◆ PROBLEM
What do the entries below say? Restate them word for word.

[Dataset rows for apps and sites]
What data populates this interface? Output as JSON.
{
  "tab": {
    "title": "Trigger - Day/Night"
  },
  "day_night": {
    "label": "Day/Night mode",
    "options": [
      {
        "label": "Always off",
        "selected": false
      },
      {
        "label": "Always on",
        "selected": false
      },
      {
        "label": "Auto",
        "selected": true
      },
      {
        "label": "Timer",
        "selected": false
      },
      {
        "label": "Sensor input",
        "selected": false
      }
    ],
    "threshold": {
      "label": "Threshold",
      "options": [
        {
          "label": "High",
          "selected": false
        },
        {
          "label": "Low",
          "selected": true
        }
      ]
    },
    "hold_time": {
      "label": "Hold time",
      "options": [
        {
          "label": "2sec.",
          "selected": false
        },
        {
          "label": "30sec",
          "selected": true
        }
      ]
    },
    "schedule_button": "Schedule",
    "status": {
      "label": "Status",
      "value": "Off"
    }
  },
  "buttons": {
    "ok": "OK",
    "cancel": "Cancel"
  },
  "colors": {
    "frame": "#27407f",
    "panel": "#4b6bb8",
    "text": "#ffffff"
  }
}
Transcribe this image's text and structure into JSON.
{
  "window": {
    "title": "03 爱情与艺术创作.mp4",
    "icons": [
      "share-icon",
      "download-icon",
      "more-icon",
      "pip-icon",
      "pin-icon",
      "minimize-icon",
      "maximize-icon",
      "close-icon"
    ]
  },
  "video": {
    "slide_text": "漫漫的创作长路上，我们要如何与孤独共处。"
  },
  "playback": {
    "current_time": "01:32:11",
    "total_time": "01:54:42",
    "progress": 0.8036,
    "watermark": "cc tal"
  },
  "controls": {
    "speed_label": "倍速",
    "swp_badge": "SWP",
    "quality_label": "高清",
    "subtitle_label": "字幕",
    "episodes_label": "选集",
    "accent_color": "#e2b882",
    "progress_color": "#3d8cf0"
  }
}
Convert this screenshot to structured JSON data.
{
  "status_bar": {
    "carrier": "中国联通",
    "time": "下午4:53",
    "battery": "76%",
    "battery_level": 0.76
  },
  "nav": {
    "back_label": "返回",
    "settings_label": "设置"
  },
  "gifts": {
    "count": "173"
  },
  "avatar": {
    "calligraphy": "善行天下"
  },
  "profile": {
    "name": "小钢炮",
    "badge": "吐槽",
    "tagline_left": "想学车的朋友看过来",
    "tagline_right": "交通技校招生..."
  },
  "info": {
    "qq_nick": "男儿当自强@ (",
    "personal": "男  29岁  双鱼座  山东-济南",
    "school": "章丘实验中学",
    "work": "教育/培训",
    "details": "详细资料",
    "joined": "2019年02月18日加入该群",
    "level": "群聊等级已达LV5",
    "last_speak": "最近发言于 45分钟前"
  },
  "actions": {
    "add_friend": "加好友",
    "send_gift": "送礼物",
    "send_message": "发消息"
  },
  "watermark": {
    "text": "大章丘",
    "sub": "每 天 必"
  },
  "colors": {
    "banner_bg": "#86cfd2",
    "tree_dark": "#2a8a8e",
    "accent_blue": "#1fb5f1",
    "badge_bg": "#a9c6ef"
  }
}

◆ SOLUTION FOR THIS PROBLEM
What data populates this interface? Output as JSON.
{
  "tab": {
    "title": "Trigger - Day/Night"
  },
  "day_night": {
    "label": "Day/Night mode",
    "options": [
      {
        "label": "Always off",
        "selected": false
      },
      {
        "label": "Always on",
        "selected": false
      },
      {
        "label": "Auto",
        "selected": true
      },
      {
        "label": "Timer",
        "selected": false
      },
      {
        "label": "Sensor input",
        "selected": false
      }
    ],
    "threshold": {
      "label": "Threshold",
      "options": [
        {
          "label": "High",
          "selected": false
        },
        {
          "label": "Low",
          "selected": true
        }
      ]
    },
    "hold_time": {
      "label": "Hold time",
      "options": [
        {
          "label": "2sec.",
          "selected": false
        },
        {
          "label": "30sec",
          "selected": true
        }
      ]
    },
    "schedule_button": "Schedule",
    "status": {
      "label": "Status",
      "value": "Off"
    }
  },
  "buttons": {
    "ok": "OK",
    "cancel": "Cancel"
  },
  "colors": {
    "frame": "#27407f",
    "panel": "#4b6bb8",
    "text": "#ffffff"
  }
}
Transcribe this image's text and structure into JSON.
{
  "window": {
    "title": "03 爱情与艺术创作.mp4",
    "icons": [
      "share-icon",
      "download-icon",
      "more-icon",
      "pip-icon",
      "pin-icon",
      "minimize-icon",
      "maximize-icon",
      "close-icon"
    ]
  },
  "video": {
    "slide_text": "漫漫的创作长路上，我们要如何与孤独共处。"
  },
  "playback": {
    "current_time": "01:32:11",
    "total_time": "01:54:42",
    "progress": 0.8036,
    "watermark": "cc tal"
  },
  "controls": {
    "speed_label": "倍速",
    "swp_badge": "SWP",
    "quality_label": "高清",
    "subtitle_label": "字幕",
    "episodes_label": "选集",
    "accent_color": "#e2b882",
    "progress_color": "#3d8cf0"
  }
}
Convert this screenshot to structured JSON data.
{
  "status_bar": {
    "carrier": "中国联通",
    "time": "下午4:53",
    "battery": "76%",
    "battery_level": 0.76
  },
  "nav": {
    "back_label": "返回",
    "settings_label": "设置"
  },
  "gifts": {
    "count": "173"
  },
  "avatar": {
    "calligraphy": "善行天下"
  },
  "profile": {
    "name": "小钢炮",
    "badge": "吐槽",
    "tagline_left": "想学车的朋友看过来",
    "tagline_right": "交通技校招生..."
  },
  "info": {
    "qq_nick": "男儿当自强@ (",
    "personal": "男  29岁  双鱼座  山东-济南",
    "school": "章丘实验中学",
    "work": "教育/培训",
    "details": "详细资料",
    "joined": "2019年02月18日加入该群",
    "level": "群聊等级已达LV5",
    "last_speak": "最近发言于 45分钟前"
  },
  "actions": {
    "add_friend": "加好友",
    "send_gift": "送礼物",
    "send_message": "发消息"
  },
  "watermark": {
    "text": "大章丘",
    "sub": "每 天 必"
  },
  "colors": {
    "banner_bg": "#86cfd2",
    "tree_dark": "#2a8a8e",
    "accent_blue": "#1fb5f1",
    "badge_bg": "#a9c6ef"
  }
}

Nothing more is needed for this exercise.